ABOUT THIS EXERCISE: Reproduce the entire listing exactly as written, apart from its pictures.

INPUT MATERIAL:
_____

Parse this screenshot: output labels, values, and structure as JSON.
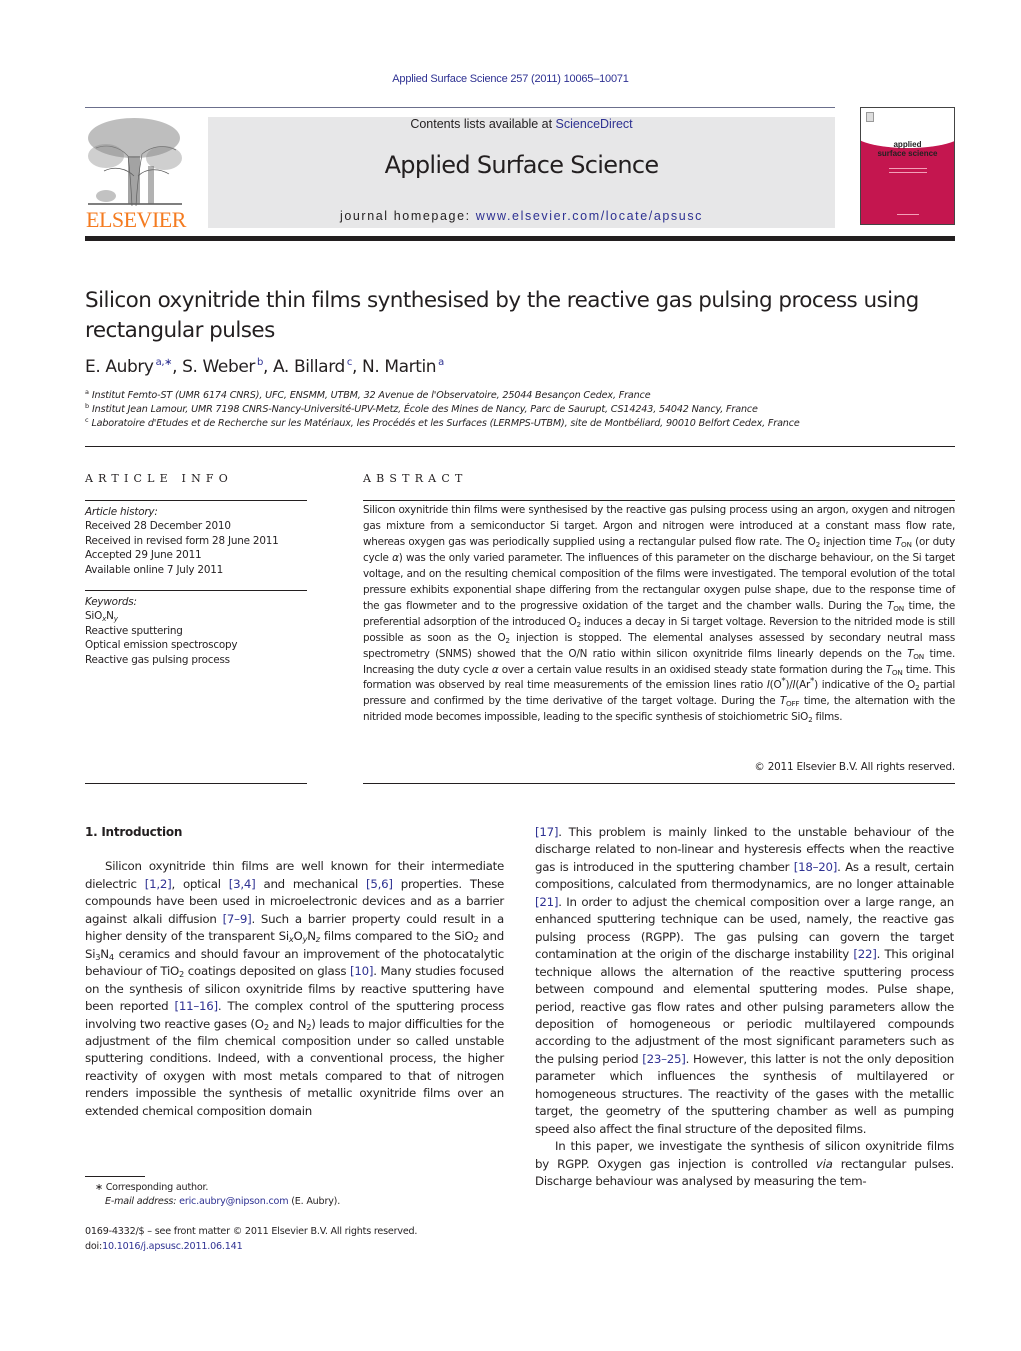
{
  "header": {
    "citation": "Applied Surface Science 257 (2011) 10065–10071",
    "contents_prefix": "Contents lists available at ",
    "contents_link": "ScienceDirect",
    "journal_title": "Applied Surface Science",
    "homepage_prefix": "journal homepage: ",
    "homepage_link": "www.elsevier.com/locate/apsusc",
    "publisher_logo_text": "ELSEVIER",
    "cover_title_line1": "applied",
    "cover_title_line2": "surface science",
    "colors": {
      "publisher_orange": "#f47b20",
      "cover_magenta": "#c4164f",
      "link_blue": "#2e3192"
    }
  },
  "paper": {
    "title": "Silicon oxynitride thin films synthesised by the reactive gas pulsing process using rectangular pulses",
    "authors": [
      {
        "name": "E. Aubry",
        "sup": "a,∗"
      },
      {
        "name": "S. Weber",
        "sup": "b"
      },
      {
        "name": "A. Billard",
        "sup": "c"
      },
      {
        "name": "N. Martin",
        "sup": "a"
      }
    ],
    "affiliations": [
      {
        "key": "a",
        "text": "Institut Femto-ST (UMR 6174 CNRS), UFC, ENSMM, UTBM, 32 Avenue de l'Observatoire, 25044 Besançon Cedex, France"
      },
      {
        "key": "b",
        "text": "Institut Jean Lamour, UMR 7198 CNRS-Nancy-Université-UPV-Metz, École des Mines de Nancy, Parc de Saurupt, CS14243, 54042 Nancy, France"
      },
      {
        "key": "c",
        "text": "Laboratoire d'Etudes et de Recherche sur les Matériaux, les Procédés et les Surfaces (LERMPS-UTBM), site de Montbéliard, 90010 Belfort Cedex, France"
      }
    ]
  },
  "article_info": {
    "heading": "ARTICLE INFO",
    "history_label": "Article history:",
    "history": [
      "Received 28 December 2010",
      "Received in revised form 28 June 2011",
      "Accepted 29 June 2011",
      "Available online 7 July 2011"
    ],
    "keywords_label": "Keywords:",
    "keywords": [
      "SiOxNy",
      "Reactive sputtering",
      "Optical emission spectroscopy",
      "Reactive gas pulsing process"
    ]
  },
  "abstract": {
    "heading": "ABSTRACT",
    "text": "Silicon oxynitride thin films were synthesised by the reactive gas pulsing process using an argon, oxygen and nitrogen gas mixture from a semiconductor Si target. Argon and nitrogen were introduced at a constant mass flow rate, whereas oxygen gas was periodically supplied using a rectangular pulsed flow rate. The O2 injection time TON (or duty cycle α) was the only varied parameter. The influences of this parameter on the discharge behaviour, on the Si target voltage, and on the resulting chemical composition of the films were investigated. The temporal evolution of the total pressure exhibits exponential shape differing from the rectangular oxygen pulse shape, due to the response time of the gas flowmeter and to the progressive oxidation of the target and the chamber walls. During the TON time, the preferential adsorption of the introduced O2 induces a decay in Si target voltage. Reversion to the nitrided mode is still possible as soon as the O2 injection is stopped. The elemental analyses assessed by secondary neutral mass spectrometry (SNMS) showed that the O/N ratio within silicon oxynitride films linearly depends on the TON time. Increasing the duty cycle α over a certain value results in an oxidised steady state formation during the TON time. This formation was observed by real time measurements of the emission lines ratio I(O*)/I(Ar*) indicative of the O2 partial pressure and confirmed by the time derivative of the target voltage. During the TOFF time, the alternation with the nitrided mode becomes impossible, leading to the specific synthesis of stoichiometric SiO2 films.",
    "copyright": "© 2011 Elsevier B.V. All rights reserved."
  },
  "body": {
    "section_heading": "1.  Introduction",
    "left_column": "Silicon oxynitride thin films are well known for their intermediate dielectric [1,2], optical [3,4] and mechanical [5,6] properties. These compounds have been used in microelectronic devices and as a barrier against alkali diffusion [7–9]. Such a barrier property could result in a higher density of the transparent SixOyNz films compared to the SiO2 and Si3N4 ceramics and should favour an improvement of the photocatalytic behaviour of TiO2 coatings deposited on glass [10]. Many studies focused on the synthesis of silicon oxynitride films by reactive sputtering have been reported [11–16]. The complex control of the sputtering process involving two reactive gases (O2 and N2) leads to major difficulties for the adjustment of the film chemical composition under so called unstable sputtering conditions. Indeed, with a conventional process, the higher reactivity of oxygen with most metals compared to that of nitrogen renders impossible the synthesis of metallic oxynitride films over an extended chemical composition domain",
    "right_column_p1": "[17]. This problem is mainly linked to the unstable behaviour of the discharge related to non-linear and hysteresis effects when the reactive gas is introduced in the sputtering chamber [18–20]. As a result, certain compositions, calculated from thermodynamics, are no longer attainable [21]. In order to adjust the chemical composition over a large range, an enhanced sputtering technique can be used, namely, the reactive gas pulsing process (RGPP). The gas pulsing can govern the target contamination at the origin of the discharge instability [22]. This original technique allows the alternation of the reactive sputtering process between compound and elemental sputtering modes. Pulse shape, period, reactive gas flow rates and other pulsing parameters allow the deposition of homogeneous or periodic multilayered compounds according to the adjustment of the most significant parameters such as the pulsing period [23–25]. However, this latter is not the only deposition parameter which influences the synthesis of multilayered or homogeneous structures. The reactivity of the gases with the metallic target, the geometry of the sputtering chamber as well as pumping speed also affect the final structure of the deposited films.",
    "right_column_p2": "In this paper, we investigate the synthesis of silicon oxynitride films by RGPP. Oxygen gas injection is controlled via rectangular pulses. Discharge behaviour was analysed by measuring the tem-"
  },
  "footnotes": {
    "corresponding": "∗  Corresponding author.",
    "email_label": "E-mail address: ",
    "email": "eric.aubry@nipson.com",
    "email_suffix": " (E. Aubry).",
    "issn_line": "0169-4332/$ – see front matter © 2011 Elsevier B.V. All rights reserved.",
    "doi_prefix": "doi:",
    "doi": "10.1016/j.apsusc.2011.06.141"
  }
}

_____

OUTPUT FOR THIS TASK:
Parse this screenshot: output labels, values, and structure as JSON.
{
  "header": {
    "citation": "Applied Surface Science 257 (2011) 10065–10071",
    "contents_prefix": "Contents lists available at ",
    "contents_link": "ScienceDirect",
    "journal_title": "Applied Surface Science",
    "homepage_prefix": "journal homepage: ",
    "homepage_link": "www.elsevier.com/locate/apsusc",
    "publisher_logo_text": "ELSEVIER",
    "cover_title_line1": "applied",
    "cover_title_line2": "surface science",
    "colors": {
      "publisher_orange": "#f47b20",
      "cover_magenta": "#c4164f",
      "link_blue": "#2e3192"
    }
  },
  "paper": {
    "title": "Silicon oxynitride thin films synthesised by the reactive gas pulsing process using rectangular pulses",
    "authors": [
      {
        "name": "E. Aubry",
        "sup": "a,∗"
      },
      {
        "name": "S. Weber",
        "sup": "b"
      },
      {
        "name": "A. Billard",
        "sup": "c"
      },
      {
        "name": "N. Martin",
        "sup": "a"
      }
    ],
    "affiliations": [
      {
        "key": "a",
        "text": "Institut Femto-ST (UMR 6174 CNRS), UFC, ENSMM, UTBM, 32 Avenue de l'Observatoire, 25044 Besançon Cedex, France"
      },
      {
        "key": "b",
        "text": "Institut Jean Lamour, UMR 7198 CNRS-Nancy-Université-UPV-Metz, École des Mines de Nancy, Parc de Saurupt, CS14243, 54042 Nancy, France"
      },
      {
        "key": "c",
        "text": "Laboratoire d'Etudes et de Recherche sur les Matériaux, les Procédés et les Surfaces (LERMPS-UTBM), site de Montbéliard, 90010 Belfort Cedex, France"
      }
    ]
  },
  "article_info": {
    "heading": "ARTICLE INFO",
    "history_label": "Article history:",
    "history": [
      "Received 28 December 2010",
      "Received in revised form 28 June 2011",
      "Accepted 29 June 2011",
      "Available online 7 July 2011"
    ],
    "keywords_label": "Keywords:",
    "keywords": [
      "SiOxNy",
      "Reactive sputtering",
      "Optical emission spectroscopy",
      "Reactive gas pulsing process"
    ]
  },
  "abstract": {
    "heading": "ABSTRACT",
    "text": "Silicon oxynitride thin films were synthesised by the reactive gas pulsing process using an argon, oxygen and nitrogen gas mixture from a semiconductor Si target. Argon and nitrogen were introduced at a constant mass flow rate, whereas oxygen gas was periodically supplied using a rectangular pulsed flow rate. The O2 injection time TON (or duty cycle α) was the only varied parameter. The influences of this parameter on the discharge behaviour, on the Si target voltage, and on the resulting chemical composition of the films were investigated. The temporal evolution of the total pressure exhibits exponential shape differing from the rectangular oxygen pulse shape, due to the response time of the gas flowmeter and to the progressive oxidation of the target and the chamber walls. During the TON time, the preferential adsorption of the introduced O2 induces a decay in Si target voltage. Reversion to the nitrided mode is still possible as soon as the O2 injection is stopped. The elemental analyses assessed by secondary neutral mass spectrometry (SNMS) showed that the O/N ratio within silicon oxynitride films linearly depends on the TON time. Increasing the duty cycle α over a certain value results in an oxidised steady state formation during the TON time. This formation was observed by real time measurements of the emission lines ratio I(O*)/I(Ar*) indicative of the O2 partial pressure and confirmed by the time derivative of the target voltage. During the TOFF time, the alternation with the nitrided mode becomes impossible, leading to the specific synthesis of stoichiometric SiO2 films.",
    "copyright": "© 2011 Elsevier B.V. All rights reserved."
  },
  "body": {
    "section_heading": "1.  Introduction",
    "left_column": "Silicon oxynitride thin films are well known for their intermediate dielectric [1,2], optical [3,4] and mechanical [5,6] properties. These compounds have been used in microelectronic devices and as a barrier against alkali diffusion [7–9]. Such a barrier property could result in a higher density of the transparent SixOyNz films compared to the SiO2 and Si3N4 ceramics and should favour an improvement of the photocatalytic behaviour of TiO2 coatings deposited on glass [10]. Many studies focused on the synthesis of silicon oxynitride films by reactive sputtering have been reported [11–16]. The complex control of the sputtering process involving two reactive gases (O2 and N2) leads to major difficulties for the adjustment of the film chemical composition under so called unstable sputtering conditions. Indeed, with a conventional process, the higher reactivity of oxygen with most metals compared to that of nitrogen renders impossible the synthesis of metallic oxynitride films over an extended chemical composition domain",
    "right_column_p1": "[17]. This problem is mainly linked to the unstable behaviour of the discharge related to non-linear and hysteresis effects when the reactive gas is introduced in the sputtering chamber [18–20]. As a result, certain compositions, calculated from thermodynamics, are no longer attainable [21]. In order to adjust the chemical composition over a large range, an enhanced sputtering technique can be used, namely, the reactive gas pulsing process (RGPP). The gas pulsing can govern the target contamination at the origin of the discharge instability [22]. This original technique allows the alternation of the reactive sputtering process between compound and elemental sputtering modes. Pulse shape, period, reactive gas flow rates and other pulsing parameters allow the deposition of homogeneous or periodic multilayered compounds according to the adjustment of the most significant parameters such as the pulsing period [23–25]. However, this latter is not the only deposition parameter which influences the synthesis of multilayered or homogeneous structures. The reactivity of the gases with the metallic target, the geometry of the sputtering chamber as well as pumping speed also affect the final structure of the deposited films.",
    "right_column_p2": "In this paper, we investigate the synthesis of silicon oxynitride films by RGPP. Oxygen gas injection is controlled via rectangular pulses. Discharge behaviour was analysed by measuring the tem-"
  },
  "footnotes": {
    "corresponding": "∗  Corresponding author.",
    "email_label": "E-mail address: ",
    "email": "eric.aubry@nipson.com",
    "email_suffix": " (E. Aubry).",
    "issn_line": "0169-4332/$ – see front matter © 2011 Elsevier B.V. All rights reserved.",
    "doi_prefix": "doi:",
    "doi": "10.1016/j.apsusc.2011.06.141"
  }
}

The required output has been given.